11 The Bill also clarifies the status of Irish citizens in the UK once their EU free movement rights end. Since the 1920s British and Irish citizens have enjoyed a status in each other’s State, distinct from that later enjoyed as a consequence of EU citizenship. Section 2(1) of the Ireland Act 1949 declares that "notwithstanding that the Republic of Ireland is not part of Her Majesty’s dominions, the Republic of Ireland is not a foreign country for the purposes of any law in force in any part of the UK". The fundamental provisions for the immigration status of Irish citizens in the UK are provided for in the Immigration Act 1971, however these provisions only cover Irish citizens who enter the UK from within the Common Travel Area (CTA); Irish citizens travelling from outside the CTA currently enter under the Free Movement Directive 2004/38/EC. The Bill will rectify this disparity and protect the status of Irish citizens; confirming their right to enter and remain without permission when free movement rights end, irrespective of where they have entered the UK from, unless they are subject to a deportation order, exclusion order or an international travel ban.

12 The status for Irish citizens in the Bill supports the wider reciprocal rights enjoyed by Irish citizens when in the UK, mirrored by equivalent provision in Ireland for the treatment of British citizens who are resident there.
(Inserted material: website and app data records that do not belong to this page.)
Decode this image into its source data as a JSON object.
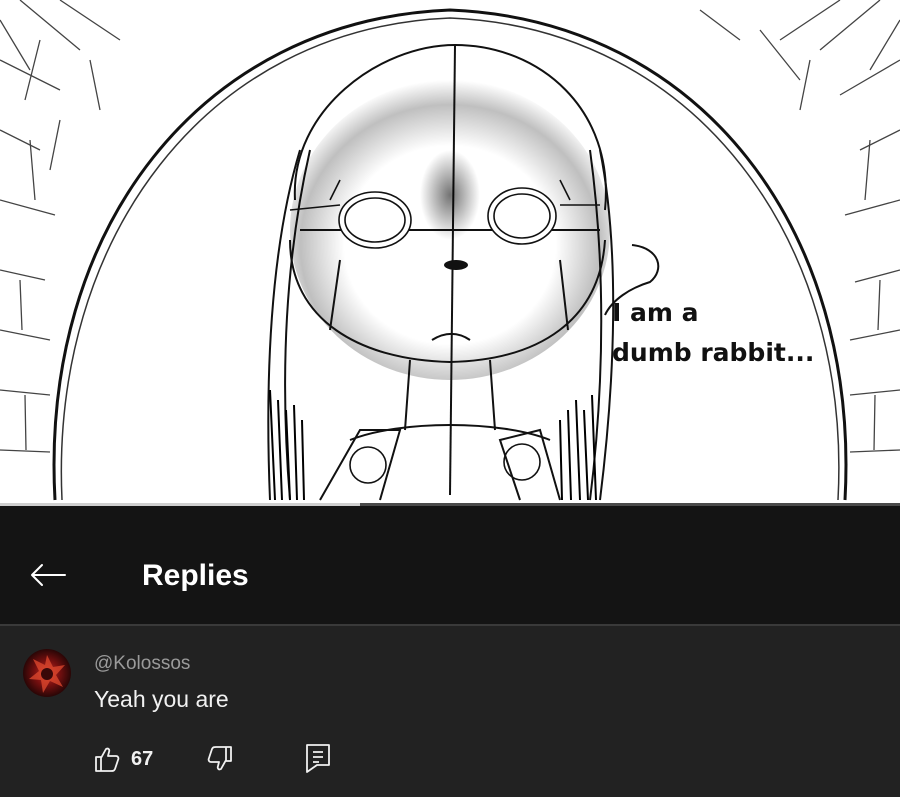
{
  "video": {
    "speech_bubble_text": "I am a\ndumb rabbit...",
    "progress_fraction": 0.4
  },
  "header": {
    "back_icon": "arrow-left-icon",
    "title": "Replies"
  },
  "comment": {
    "author": "@Kolossos",
    "text": "Yeah you are",
    "like_count": "67",
    "like_icon": "thumbs-up-icon",
    "dislike_icon": "thumbs-down-icon",
    "reply_icon": "reply-comment-icon"
  },
  "colors": {
    "header_bg": "#141414",
    "panel_bg": "#222222",
    "primary_text": "#f1f1f1",
    "secondary_text": "#9a9a9a"
  }
}
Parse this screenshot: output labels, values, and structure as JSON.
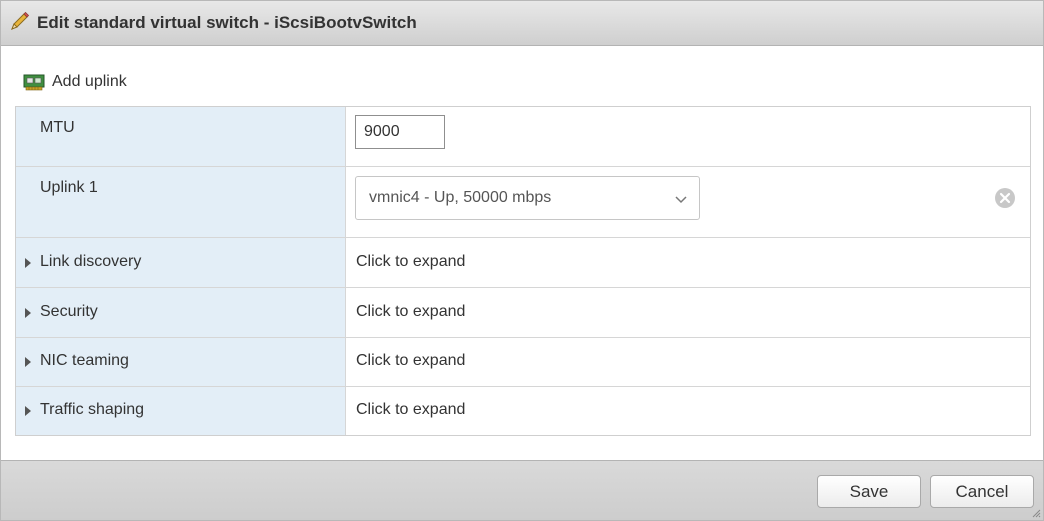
{
  "dialog": {
    "title": "Edit standard virtual switch - iScsiBootvSwitch"
  },
  "toolbar": {
    "add_uplink_label": "Add uplink"
  },
  "properties": {
    "mtu": {
      "label": "MTU",
      "value": "9000"
    },
    "uplink1": {
      "label": "Uplink 1",
      "selected": "vmnic4 - Up, 50000 mbps"
    },
    "sections": [
      {
        "label": "Link discovery",
        "value": "Click to expand"
      },
      {
        "label": "Security",
        "value": "Click to expand"
      },
      {
        "label": "NIC teaming",
        "value": "Click to expand"
      },
      {
        "label": "Traffic shaping",
        "value": "Click to expand"
      }
    ]
  },
  "footer": {
    "save_label": "Save",
    "cancel_label": "Cancel"
  },
  "colors": {
    "label_column_bg": "#e3eef7",
    "title_bar_bg": "#d8d8d8",
    "remove_icon": "#c8c8c8"
  },
  "icons": {
    "title": "pencil-icon",
    "add_uplink": "network-card-icon",
    "uplink_remove": "close-circle-icon",
    "select": "chevron-down-icon",
    "section_toggle": "caret-right-icon"
  }
}
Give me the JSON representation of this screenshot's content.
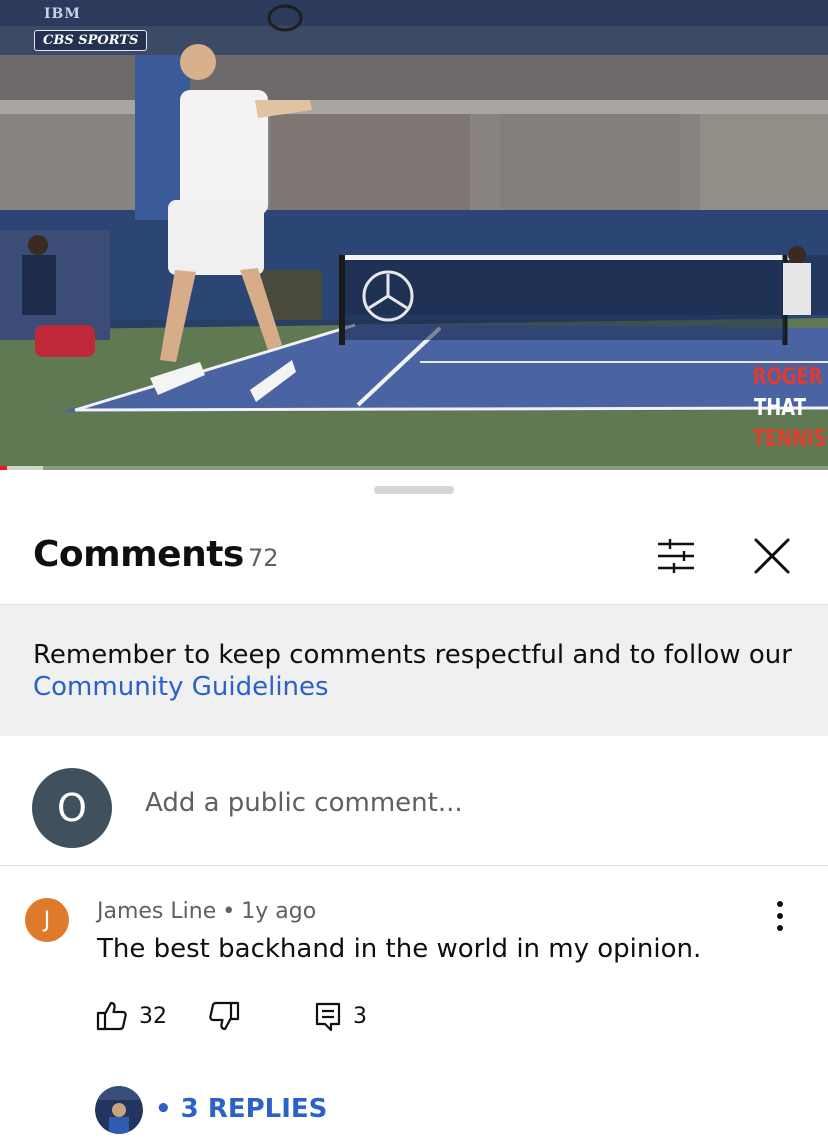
{
  "video": {
    "broadcaster_logo": "IBM",
    "network_bug": "CBS SPORTS",
    "watermark_lines": [
      "ROGER",
      "THAT",
      "TENNIS"
    ],
    "progress_played_fraction": 0.008,
    "progress_buffered_fraction": 0.052
  },
  "comments_panel": {
    "title": "Comments",
    "count": "72",
    "filter_icon": "sliders-icon",
    "close_icon": "close-icon",
    "notice": {
      "text": "Remember to keep comments respectful and to follow our",
      "link": "Community Guidelines"
    },
    "add_comment": {
      "avatar_initial": "O",
      "avatar_color": "#3f515e",
      "placeholder": "Add a public comment..."
    },
    "comments": [
      {
        "avatar_initial": "J",
        "avatar_color": "#e07a2b",
        "author": "James Line",
        "separator": "•",
        "time": "1y ago",
        "text": "The best backhand in the world in my opinion.",
        "likes": "32",
        "reply_count": "3",
        "replies_label": "• 3 REPLIES"
      }
    ]
  },
  "colors": {
    "link_blue": "#2a62c8",
    "progress_red": "#e31f1f",
    "notice_bg": "#f0f0f0"
  }
}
The British Nationality Act 1948 provides the legal basis for the rights of Irish citizens in the UK, with subsequent legislation and bilateral agreements giving effect to these reciprocal arrangements. As a result of the historic arrangements between the UK and Ireland these rights include, in addition to the right to enter and reside as provided for by this new clause: the right to work and study; access to social welfare entitlements and benefits; access to health services; and voting rights. This Bill does not amend or otherwise modify those historical pieces of legislation; it sets out the immigration rights upon which some of these other rights depend.

13 The Bill also includes provision on social security co-ordination. The EU Social Security Co-ordination Regulations ("SSC Regulations"), as listed in clause 5(2), co-ordinate access to social security for individuals moving between EEA states (and Switzerland). The SSC Regulations deal with social security benefits that cover specific social risks such as unemployment, sickness or old age and cover UK contributory benefits as well as some non-contributory benefits.
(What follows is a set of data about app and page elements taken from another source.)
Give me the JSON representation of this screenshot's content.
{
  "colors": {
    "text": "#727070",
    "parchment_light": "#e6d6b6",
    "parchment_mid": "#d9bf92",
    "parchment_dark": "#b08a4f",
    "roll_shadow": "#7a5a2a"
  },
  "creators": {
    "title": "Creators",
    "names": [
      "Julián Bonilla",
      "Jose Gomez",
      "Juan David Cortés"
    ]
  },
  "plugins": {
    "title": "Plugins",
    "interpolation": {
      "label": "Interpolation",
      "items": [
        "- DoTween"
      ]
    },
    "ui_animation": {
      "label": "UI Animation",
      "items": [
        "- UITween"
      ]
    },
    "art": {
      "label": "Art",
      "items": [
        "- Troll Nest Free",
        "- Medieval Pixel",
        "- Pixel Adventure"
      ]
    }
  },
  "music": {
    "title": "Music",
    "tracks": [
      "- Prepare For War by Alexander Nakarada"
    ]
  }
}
14 The SSC Regulations provide for a reciprocal framework and apply to EEA and UK nationals in the UK and in the EEA (respectively) and to some non-EEA nationals. The SSC Regulations determine which member state’s social security legislation applies; the rules ensure an individual is only subject to a single member state’s legislation at any one time, and determine where contributions are due and which state is responsible for payment of certain types of benefit. The SSC Regulations provide for equal treatment of those in scope and for member states to consider periods of work, insurance or residence in another member state when determining entitlement to benefit, which is known as "aggregation". The SSC Regulations also enable individuals, in certain circumstances, to receive certain benefits from the UK irrespective of where they, or the person they are claiming in respect of, reside in the EEA (i.e. UK and EEA nationals can export benefits from the UK).

15 The SSC Regulations will form part of retained EU law post-Exit because they will have been saved in UK law by the EU (Withdrawal) Act. This Bill takes a power to allow the Secretary of State and the Treasury to make post-Exit policy changes to the retained social security co-ordination regime. This will allow the Government (and/or, where appropriate, a devolved authority) to reflect its preferred policy if no agreement is reached with the EU on social security co-ordination matters, or alternatively, to make changes to the regime covering those persons who fall outside the scope of any agreement that is made.


Prepared 19th December 2018